> **Extracted material**
Start of Block

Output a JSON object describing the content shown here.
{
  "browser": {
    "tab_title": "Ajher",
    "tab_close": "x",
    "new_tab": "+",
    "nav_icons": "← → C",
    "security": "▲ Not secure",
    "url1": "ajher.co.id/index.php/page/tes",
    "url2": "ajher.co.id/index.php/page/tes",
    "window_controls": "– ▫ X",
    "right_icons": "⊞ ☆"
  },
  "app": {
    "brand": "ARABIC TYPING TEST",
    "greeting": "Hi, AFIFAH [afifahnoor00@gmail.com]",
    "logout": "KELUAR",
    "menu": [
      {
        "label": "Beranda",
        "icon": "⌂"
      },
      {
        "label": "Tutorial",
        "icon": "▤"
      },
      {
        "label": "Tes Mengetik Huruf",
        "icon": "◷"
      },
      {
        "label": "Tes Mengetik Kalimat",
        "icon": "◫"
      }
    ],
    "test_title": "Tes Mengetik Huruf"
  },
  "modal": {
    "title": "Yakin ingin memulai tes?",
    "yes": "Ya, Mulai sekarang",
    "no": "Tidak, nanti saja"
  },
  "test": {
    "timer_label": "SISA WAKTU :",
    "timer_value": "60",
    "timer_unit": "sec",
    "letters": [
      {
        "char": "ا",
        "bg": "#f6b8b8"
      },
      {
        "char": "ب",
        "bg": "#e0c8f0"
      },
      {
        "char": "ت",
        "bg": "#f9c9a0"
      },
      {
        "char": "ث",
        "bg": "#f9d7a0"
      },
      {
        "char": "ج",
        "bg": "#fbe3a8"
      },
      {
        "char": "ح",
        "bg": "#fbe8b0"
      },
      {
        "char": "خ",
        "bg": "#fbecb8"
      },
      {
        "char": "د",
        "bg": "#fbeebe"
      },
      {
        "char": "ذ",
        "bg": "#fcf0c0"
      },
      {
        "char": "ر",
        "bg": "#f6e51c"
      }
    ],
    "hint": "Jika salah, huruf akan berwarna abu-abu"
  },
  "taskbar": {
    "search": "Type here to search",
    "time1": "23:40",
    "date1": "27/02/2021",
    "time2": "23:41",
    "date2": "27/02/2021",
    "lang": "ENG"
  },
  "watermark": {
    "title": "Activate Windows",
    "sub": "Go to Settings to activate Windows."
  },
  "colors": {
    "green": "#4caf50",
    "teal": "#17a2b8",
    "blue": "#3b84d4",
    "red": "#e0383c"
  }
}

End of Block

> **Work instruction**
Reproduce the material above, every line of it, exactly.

> **Written reply**
Output a JSON object describing the content shown here.
{
  "browser": {
    "tab_title": "Ajher",
    "tab_close": "x",
    "new_tab": "+",
    "nav_icons": "← → C",
    "security": "▲ Not secure",
    "url1": "ajher.co.id/index.php/page/tes",
    "url2": "ajher.co.id/index.php/page/tes",
    "window_controls": "– ▫ X",
    "right_icons": "⊞ ☆"
  },
  "app": {
    "brand": "ARABIC TYPING TEST",
    "greeting": "Hi, AFIFAH [afifahnoor00@gmail.com]",
    "logout": "KELUAR",
    "menu": [
      {
        "label": "Beranda",
        "icon": "⌂"
      },
      {
        "label": "Tutorial",
        "icon": "▤"
      },
      {
        "label": "Tes Mengetik Huruf",
        "icon": "◷"
      },
      {
        "label": "Tes Mengetik Kalimat",
        "icon": "◫"
      }
    ],
    "test_title": "Tes Mengetik Huruf"
  },
  "modal": {
    "title": "Yakin ingin memulai tes?",
    "yes": "Ya, Mulai sekarang",
    "no": "Tidak, nanti saja"
  },
  "test": {
    "timer_label": "SISA WAKTU :",
    "timer_value": "60",
    "timer_unit": "sec",
    "letters": [
      {
        "char": "ا",
        "bg": "#f6b8b8"
      },
      {
        "char": "ب",
        "bg": "#e0c8f0"
      },
      {
        "char": "ت",
        "bg": "#f9c9a0"
      },
      {
        "char": "ث",
        "bg": "#f9d7a0"
      },
      {
        "char": "ج",
        "bg": "#fbe3a8"
      },
      {
        "char": "ح",
        "bg": "#fbe8b0"
      },
      {
        "char": "خ",
        "bg": "#fbecb8"
      },
      {
        "char": "د",
        "bg": "#fbeebe"
      },
      {
        "char": "ذ",
        "bg": "#fcf0c0"
      },
      {
        "char": "ر",
        "bg": "#f6e51c"
      }
    ],
    "hint": "Jika salah, huruf akan berwarna abu-abu"
  },
  "taskbar": {
    "search": "Type here to search",
    "time1": "23:40",
    "date1": "27/02/2021",
    "time2": "23:41",
    "date2": "27/02/2021",
    "lang": "ENG"
  },
  "watermark": {
    "title": "Activate Windows",
    "sub": "Go to Settings to activate Windows."
  },
  "colors": {
    "green": "#4caf50",
    "teal": "#17a2b8",
    "blue": "#3b84d4",
    "red": "#e0383c"
  }
}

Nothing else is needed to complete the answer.